Philip Bretherton is best known for playing Alistair Deacon in the BBC’s classic sitcom As Time Goes By, with Judi Dench and Geoffrey Palmer. Recent stage credits include: Before the Party (Salisbury Playhouse); The National Joke (Stephen Joseph, Scarborough); Educating Rita (Library Theatre, Manchester); The League of Youth, Tony’s Last Tape and Breaking the Silence (Nottingham Playhouse); Hayfever (West Yorkshire Playhouse); Somewhere in England, God of Carnage, As You Like It, Pygmalion and Noises Off (Theatre Clywd); Life After Scandal (Hampstead), and Who’s Afraid of Virginia Woolf? (Royal Exchange, Manchester).
Hugh Ross has had a long and distinguished career as an actor and director. He has worked for the RSC, the National Theatre, Sheffield Theatres, and frequently in the West End. He won a Time Out Performer Award for his performance in Cheek by Jowl’s Twelfth Night, and was nominated for an Olivier Award for his performance in Stephen Sondheim’s Passion (Queens). Other recent theatre includes Macbeth, directed by Jamie Lloyd (Trafalgar Studios), and Waste (Almeida). Film credits include Sunset Song, The Iron Lady, Patriot Games, Trainspotting and Bronson.
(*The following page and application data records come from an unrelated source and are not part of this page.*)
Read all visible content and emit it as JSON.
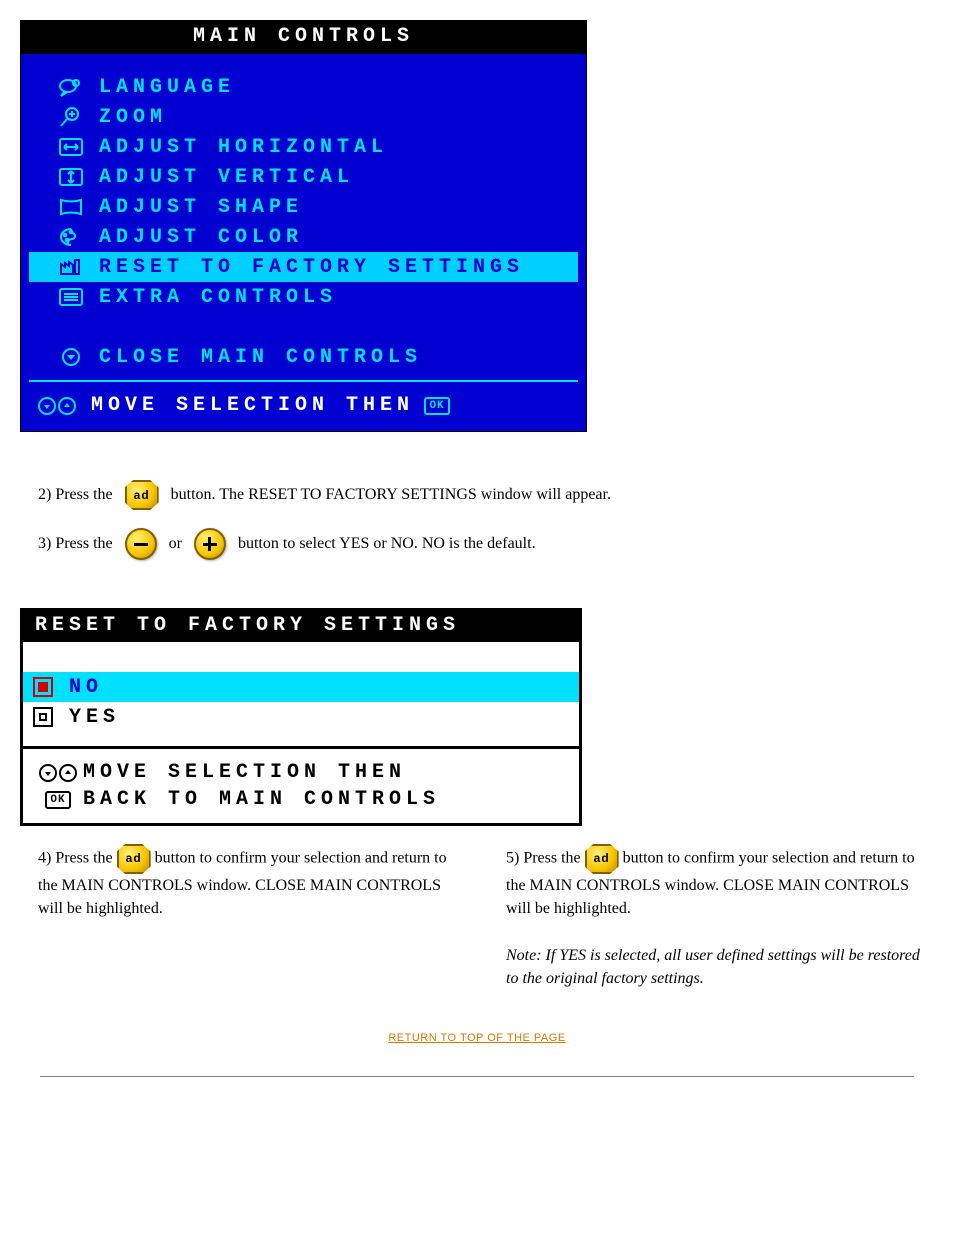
{
  "panel1": {
    "title": "MAIN CONTROLS",
    "items": [
      {
        "icon": "speech-icon",
        "label": "LANGUAGE"
      },
      {
        "icon": "zoom-icon",
        "label": "ZOOM"
      },
      {
        "icon": "horiz-icon",
        "label": "ADJUST HORIZONTAL"
      },
      {
        "icon": "vert-icon",
        "label": "ADJUST VERTICAL"
      },
      {
        "icon": "shape-icon",
        "label": "ADJUST SHAPE"
      },
      {
        "icon": "palette-icon",
        "label": "ADJUST COLOR"
      },
      {
        "icon": "factory-icon",
        "label": "RESET TO FACTORY SETTINGS",
        "selected": true
      },
      {
        "icon": "menu-icon",
        "label": "EXTRA CONTROLS"
      },
      {
        "icon": "",
        "label": "",
        "blank": true
      },
      {
        "icon": "down-icon",
        "label": "CLOSE MAIN CONTROLS"
      }
    ],
    "footer_text": "MOVE SELECTION THEN",
    "footer_ok": "OK"
  },
  "step2": {
    "prefix": "2) Press the ",
    "suffix": " button. The RESET TO FACTORY SETTINGS window will appear."
  },
  "step3": {
    "prefix": "3) Press the ",
    "mid": " or ",
    "suffix": " button to select YES or NO. NO is the default."
  },
  "panel2": {
    "title": "RESET TO FACTORY SETTINGS",
    "options": [
      {
        "label": "NO",
        "selected": true
      },
      {
        "label": "YES",
        "selected": false
      }
    ],
    "foot1": "MOVE SELECTION THEN",
    "foot2_ok": "OK",
    "foot2": "BACK TO MAIN CONTROLS"
  },
  "step4": {
    "prefix": "4) Press the ",
    "body": " button to confirm your selection and return to the MAIN CONTROLS window. CLOSE MAIN CONTROLS will be highlighted."
  },
  "step5": {
    "note_italic": "Note: If YES is selected, all user defined settings will be restored to the original factory settings.",
    "prefix": "5) Press the ",
    "body": " button to confirm your selection and return to the MAIN CONTROLS window. CLOSE MAIN CONTROLS will be highlighted."
  },
  "return_link": "RETURN TO TOP OF THE PAGE"
}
He directed the first revival of J.B. Priestley’s The Roundabout (Park Theatre) which recently transferred to New York.
Kevin Elyot’s other plays include The Day I Stood Still at the National Theatre, and Mouth to Mouth starring Lindsay Duncan at the Royal Court which transferred to the West End. A prolific writer for the screen, Elyot’s work includes Killing Time, which won the Writers’ Guild Award for Best TV Play or Film, Clapham Junction, Christopher and His Kind, and many episodes of Poirot and Marple.
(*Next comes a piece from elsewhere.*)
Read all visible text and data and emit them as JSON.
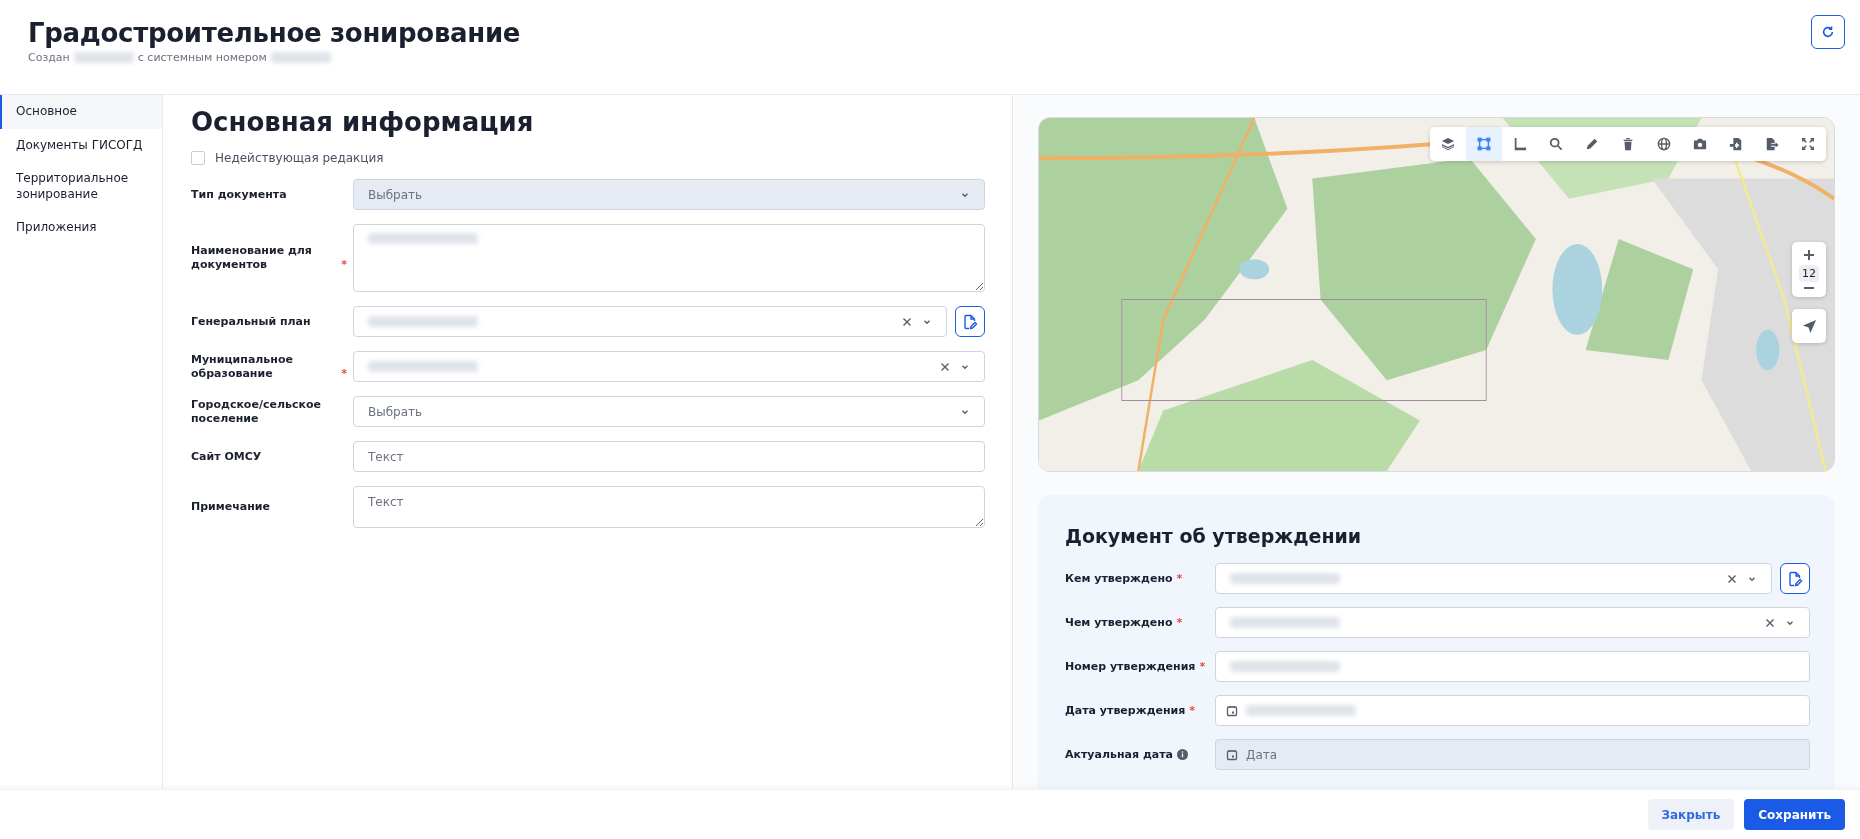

Anthony Banks was an Associate Director at the National Theatre for ten years where he commissioned and developed a hundred new plays for NT Connections. Directing credits include Gaslight starring Kara Tointon and Keith Allen (national tour); Jim Cartwright’s Raz (Trafalgar Studios, Assembly Festival, and national tour); Bryony Lavery’s More Light, Lucinda Coxon’s The Eternal Not and Michael Lesslie’s Prince Of Denmark (all at the National Theatre), and Mark Ravenhill’s The Experiment (Soho Theatre and Berliner Ensemble).
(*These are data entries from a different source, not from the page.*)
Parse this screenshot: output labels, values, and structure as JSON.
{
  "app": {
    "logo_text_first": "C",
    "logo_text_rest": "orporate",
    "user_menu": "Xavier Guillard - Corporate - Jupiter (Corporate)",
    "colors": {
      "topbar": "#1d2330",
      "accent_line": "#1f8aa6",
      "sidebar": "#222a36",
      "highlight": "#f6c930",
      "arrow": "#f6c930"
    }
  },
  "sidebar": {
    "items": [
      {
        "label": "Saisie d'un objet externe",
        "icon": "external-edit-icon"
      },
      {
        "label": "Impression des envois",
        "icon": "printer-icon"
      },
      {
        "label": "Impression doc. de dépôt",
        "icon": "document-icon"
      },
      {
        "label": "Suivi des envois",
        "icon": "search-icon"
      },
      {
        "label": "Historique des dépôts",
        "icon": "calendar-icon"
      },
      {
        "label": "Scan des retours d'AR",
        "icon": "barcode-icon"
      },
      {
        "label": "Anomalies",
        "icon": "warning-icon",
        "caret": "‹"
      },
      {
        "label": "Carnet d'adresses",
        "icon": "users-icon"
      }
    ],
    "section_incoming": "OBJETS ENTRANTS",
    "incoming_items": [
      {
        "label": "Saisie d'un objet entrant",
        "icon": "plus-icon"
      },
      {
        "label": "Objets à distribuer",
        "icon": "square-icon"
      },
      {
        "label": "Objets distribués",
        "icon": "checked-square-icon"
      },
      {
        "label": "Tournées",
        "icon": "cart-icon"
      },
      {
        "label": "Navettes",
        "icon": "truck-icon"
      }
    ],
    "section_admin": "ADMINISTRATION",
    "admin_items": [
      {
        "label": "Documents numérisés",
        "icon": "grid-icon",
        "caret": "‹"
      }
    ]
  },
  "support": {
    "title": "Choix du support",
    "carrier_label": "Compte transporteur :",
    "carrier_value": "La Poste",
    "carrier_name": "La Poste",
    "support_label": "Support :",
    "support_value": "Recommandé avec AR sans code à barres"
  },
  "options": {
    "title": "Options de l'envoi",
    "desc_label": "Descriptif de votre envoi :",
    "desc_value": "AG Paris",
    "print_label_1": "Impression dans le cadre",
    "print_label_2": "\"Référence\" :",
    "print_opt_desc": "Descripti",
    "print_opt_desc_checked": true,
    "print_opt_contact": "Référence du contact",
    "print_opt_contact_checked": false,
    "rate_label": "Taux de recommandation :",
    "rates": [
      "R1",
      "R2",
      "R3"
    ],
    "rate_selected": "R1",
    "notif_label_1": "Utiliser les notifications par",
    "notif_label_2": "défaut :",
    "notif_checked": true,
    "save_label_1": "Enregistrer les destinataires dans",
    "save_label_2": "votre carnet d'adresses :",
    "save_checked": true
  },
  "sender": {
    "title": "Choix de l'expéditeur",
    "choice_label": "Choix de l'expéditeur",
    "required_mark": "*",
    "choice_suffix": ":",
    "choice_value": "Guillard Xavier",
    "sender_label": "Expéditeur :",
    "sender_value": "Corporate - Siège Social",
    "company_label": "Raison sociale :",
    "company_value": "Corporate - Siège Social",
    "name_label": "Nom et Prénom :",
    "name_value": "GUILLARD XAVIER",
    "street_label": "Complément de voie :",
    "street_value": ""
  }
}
Twilight Song is directed by Anthony Banks, with Set and Costume design by James Cotterill, Lighting Design by Tim Lutkin, and Composition and Sound Design by Ben and Max Ringham.
Photo: Alex Brenner